** Opening Exercise data block **
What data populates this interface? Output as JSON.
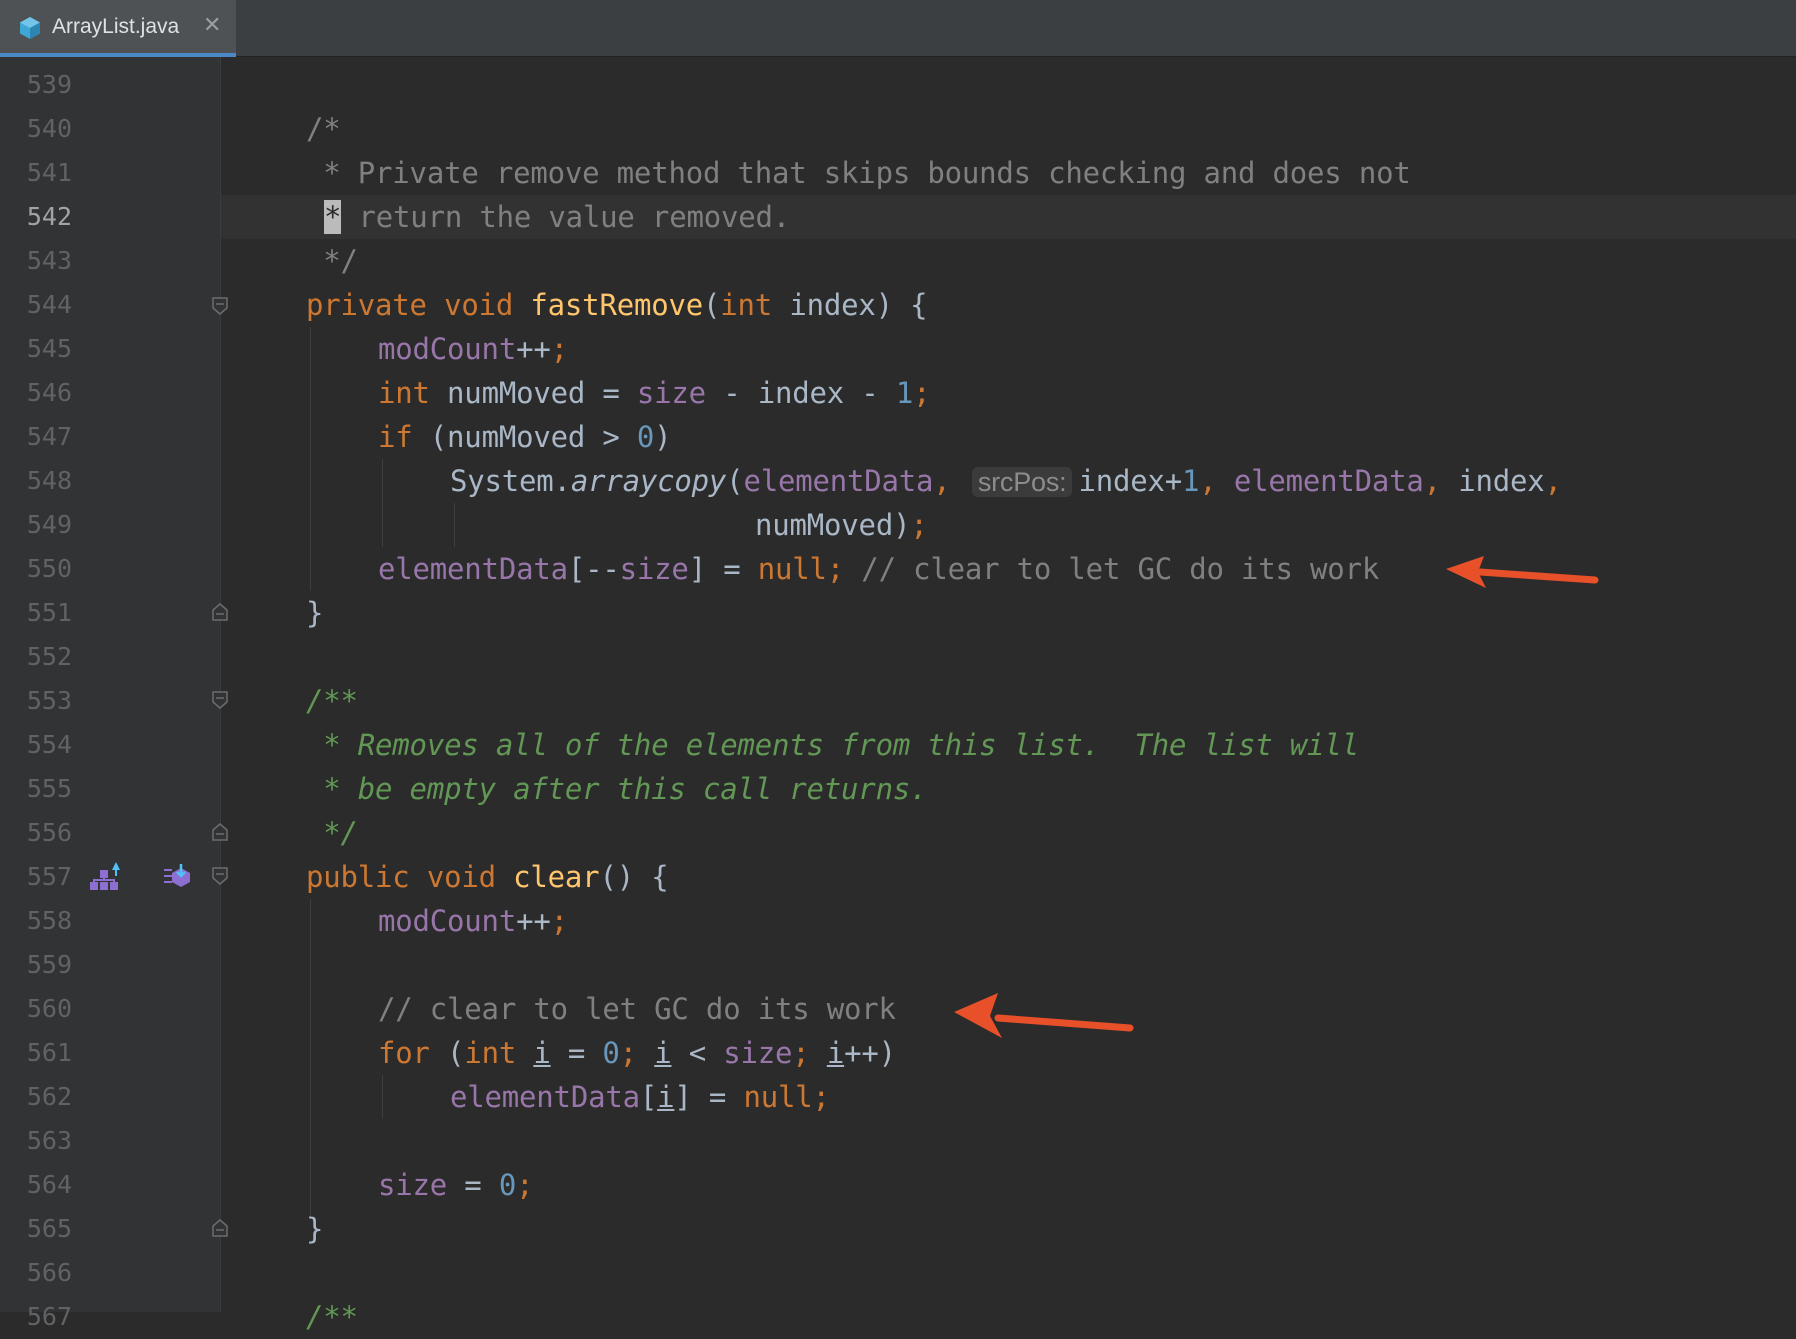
{
  "tab": {
    "title": "ArrayList.java",
    "close": "✕",
    "icon": "java-class-icon"
  },
  "lines": [
    {
      "n": "539",
      "current": false
    },
    {
      "n": "540",
      "current": false
    },
    {
      "n": "541",
      "current": false
    },
    {
      "n": "542",
      "current": true
    },
    {
      "n": "543",
      "current": false
    },
    {
      "n": "544",
      "current": false
    },
    {
      "n": "545",
      "current": false
    },
    {
      "n": "546",
      "current": false
    },
    {
      "n": "547",
      "current": false
    },
    {
      "n": "548",
      "current": false
    },
    {
      "n": "549",
      "current": false
    },
    {
      "n": "550",
      "current": false
    },
    {
      "n": "551",
      "current": false
    },
    {
      "n": "552",
      "current": false
    },
    {
      "n": "553",
      "current": false
    },
    {
      "n": "554",
      "current": false
    },
    {
      "n": "555",
      "current": false
    },
    {
      "n": "556",
      "current": false
    },
    {
      "n": "557",
      "current": false
    },
    {
      "n": "558",
      "current": false
    },
    {
      "n": "559",
      "current": false
    },
    {
      "n": "560",
      "current": false
    },
    {
      "n": "561",
      "current": false
    },
    {
      "n": "562",
      "current": false
    },
    {
      "n": "563",
      "current": false
    },
    {
      "n": "564",
      "current": false
    },
    {
      "n": "565",
      "current": false
    },
    {
      "n": "566",
      "current": false
    },
    {
      "n": "567",
      "current": false
    }
  ],
  "code": {
    "l540": "/*",
    "l541": " * Private remove method that skips bounds checking and does not",
    "l542a": "*",
    "l542b": " return the value removed.",
    "l543": " */",
    "private": "private",
    "void": "void",
    "fastRemove": "fastRemove",
    "paren_open": "(",
    "int": "int",
    "index": "index",
    "sig_end": ") {",
    "modCount": "modCount",
    "plusplus": "++",
    "semi": ";",
    "numMoved": "numMoved",
    "eq": " = ",
    "size": "size",
    "minus": " - ",
    "one": "1",
    "if": "if",
    "if_open": " (numMoved > ",
    "zero": "0",
    "close_paren": ")",
    "system": "System.",
    "arraycopy": "arraycopy",
    "elementData": "elementData",
    "comma": ",",
    "hint_srcPos": "srcPos:",
    "index_plus": "index+",
    "numMoved_close": "numMoved)",
    "l550_dec": "[--",
    "l550_br": "]",
    "null": "null",
    "l550_comment": " // clear to let GC do its work",
    "brace_close": "}",
    "l553": "/**",
    "l554": " * Removes all of the elements from this list.  The list will",
    "l555": " * be empty after this call returns.",
    "l556": " */",
    "public": "public",
    "clear": "clear",
    "clear_sig": "() {",
    "l560": "// clear to let GC do its work",
    "for": "for",
    "i": "i",
    "lt": " < ",
    "for_end": "++)",
    "l567": "/**"
  },
  "colors": {
    "keyword": "#cc7832",
    "function": "#ffc66d",
    "field": "#9876aa",
    "number": "#6897bb",
    "comment": "#808080",
    "doc": "#629755",
    "arrow": "#e8502a"
  },
  "gutter_icons": [
    "hierarchy-icon",
    "overrides-icon"
  ]
}
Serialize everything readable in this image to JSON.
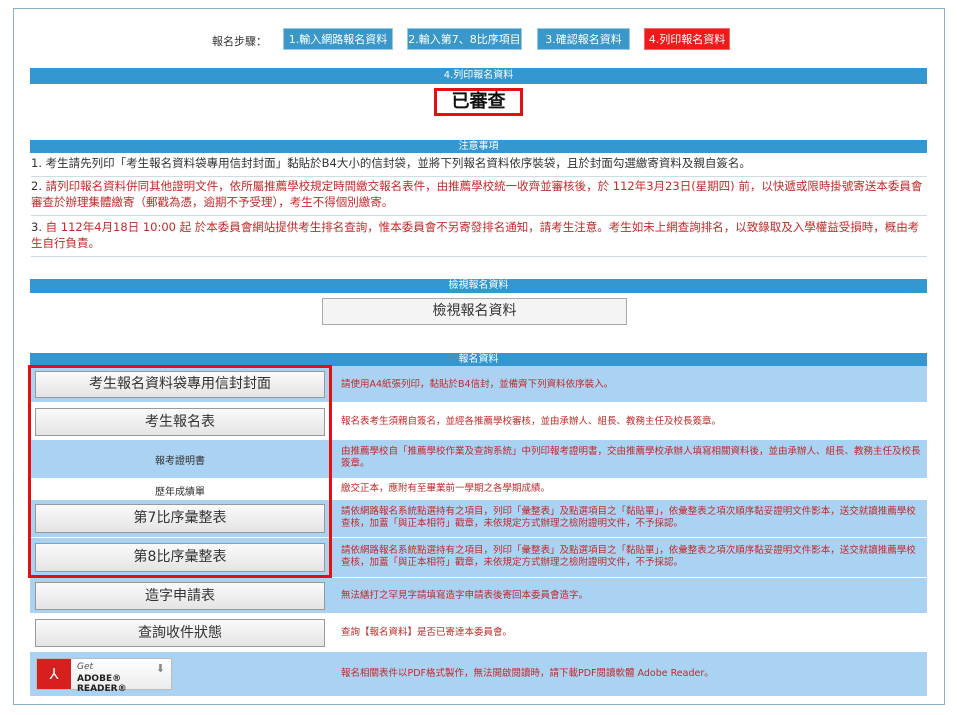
{
  "steps": {
    "label": "報名步驟：",
    "items": [
      {
        "label": "1.輸入網路報名資料"
      },
      {
        "label": "2.輸入第7、8比序項目"
      },
      {
        "label": "3.確認報名資料"
      },
      {
        "label": "4.列印報名資料"
      }
    ],
    "active_color": "#ef1b1b",
    "color": "#3a97c9"
  },
  "section_print": {
    "header": "4.列印報名資料",
    "status": "已審查"
  },
  "notice": {
    "header": "注意事項",
    "items": [
      {
        "num": "1.",
        "text": "考生請先列印「考生報名資料袋專用信封封面」黏貼於B4大小的信封袋，並將下列報名資料依序裝袋，且於封面勾選繳寄資料及親自簽名。"
      },
      {
        "num": "2.",
        "text": "請列印報名資料併同其他證明文件，依所屬推薦學校規定時間繳交報名表件，由推薦學校統一收齊並審核後，於 112年3月23日(星期四) 前，以快遞或限時掛號寄送本委員會審查於辦理集體繳寄（郵戳為憑，逾期不予受理），考生不得個別繳寄。"
      },
      {
        "num": "3.",
        "text": "自 112年4月18日 10:00 起 於本委員會網站提供考生排名查詢，惟本委員會不另寄發排名通知，請考生注意。考生如未上網查詢排名，以致錄取及入學權益受損時，概由考生自行負責。"
      }
    ]
  },
  "view_section": {
    "header": "檢視報名資料",
    "button": "檢視報名資料"
  },
  "materials": {
    "header": "報名資料",
    "rows": [
      {
        "label": "考生報名資料袋專用信封封面",
        "desc": "請使用A4紙張列印，黏貼於B4信封，並備齊下列資料依序裝入。"
      },
      {
        "label": "考生報名表",
        "desc": "報名表考生須親自簽名，並經各推薦學校審核，並由承辦人、組長、教務主任及校長簽章。"
      },
      {
        "label": "報考證明書",
        "desc": "由推薦學校自「推薦學校作業及查詢系統」中列印報考證明書，交由推薦學校承辦人填寫相關資料後，並由承辦人、組長、教務主任及校長簽章。"
      },
      {
        "label": "歷年成績單",
        "desc": "繳交正本，應附有至畢業前一學期之各學期成績。"
      },
      {
        "label": "第7比序彙整表",
        "desc": "請依網路報名系統點選持有之項目，列印「彙整表」及點選項目之「黏貼單」，依彙整表之項次順序黏妥證明文件影本，送交就讀推薦學校查核，加蓋「與正本相符」戳章，未依規定方式辦理之檢附證明文件，不予採認。"
      },
      {
        "label": "第8比序彙整表",
        "desc": "請依網路報名系統點選持有之項目，列印「彙整表」及點選項目之「黏貼單」，依彙整表之項次順序黏妥證明文件影本，送交就讀推薦學校查核，加蓋「與正本相符」戳章，未依規定方式辦理之檢附證明文件，不予採認。"
      },
      {
        "label": "造字申請表",
        "desc": "無法繕打之罕見字請填寫造字申請表後寄回本委員會造字。"
      },
      {
        "label": "查詢收件狀態",
        "desc": "查詢【報名資料】是否已寄達本委員會。"
      }
    ],
    "adobe": {
      "get": "Get",
      "name": "ADOBE® READER®",
      "desc": "報名相關表件以PDF格式製作，無法開啟閱讀時，請下載PDF閱讀軟體 Adobe Reader。"
    }
  }
}
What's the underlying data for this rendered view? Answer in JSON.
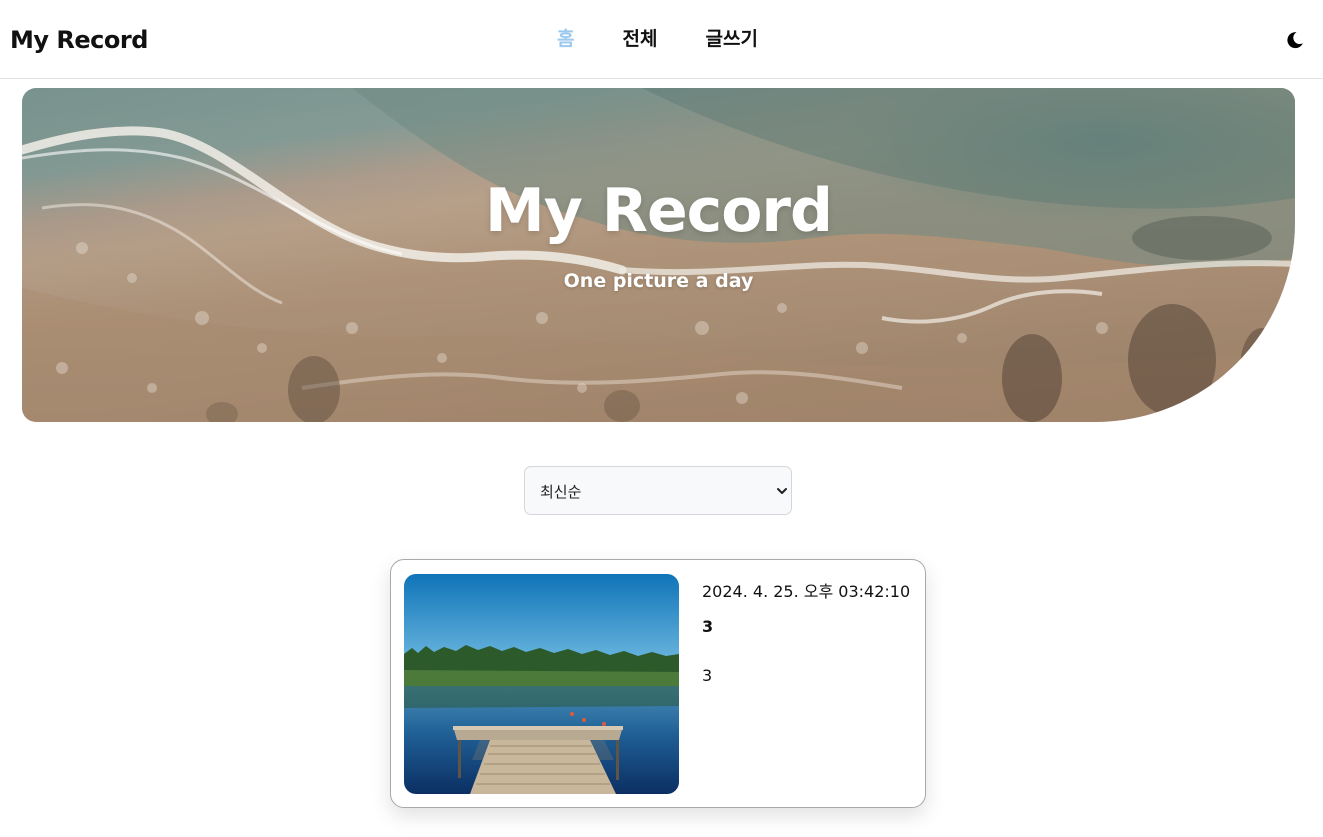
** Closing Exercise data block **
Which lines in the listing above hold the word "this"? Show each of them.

◆ **Output of the task**
What data populates this interface? Output as JSON.
    "l554": " * Removes all of the elements from this list.  The list will",
    "l555": " * be empty after this call returns.",
Serialize everything readable in this image to JSON.
What's the underlying data for this rendered view? Answer in JSON.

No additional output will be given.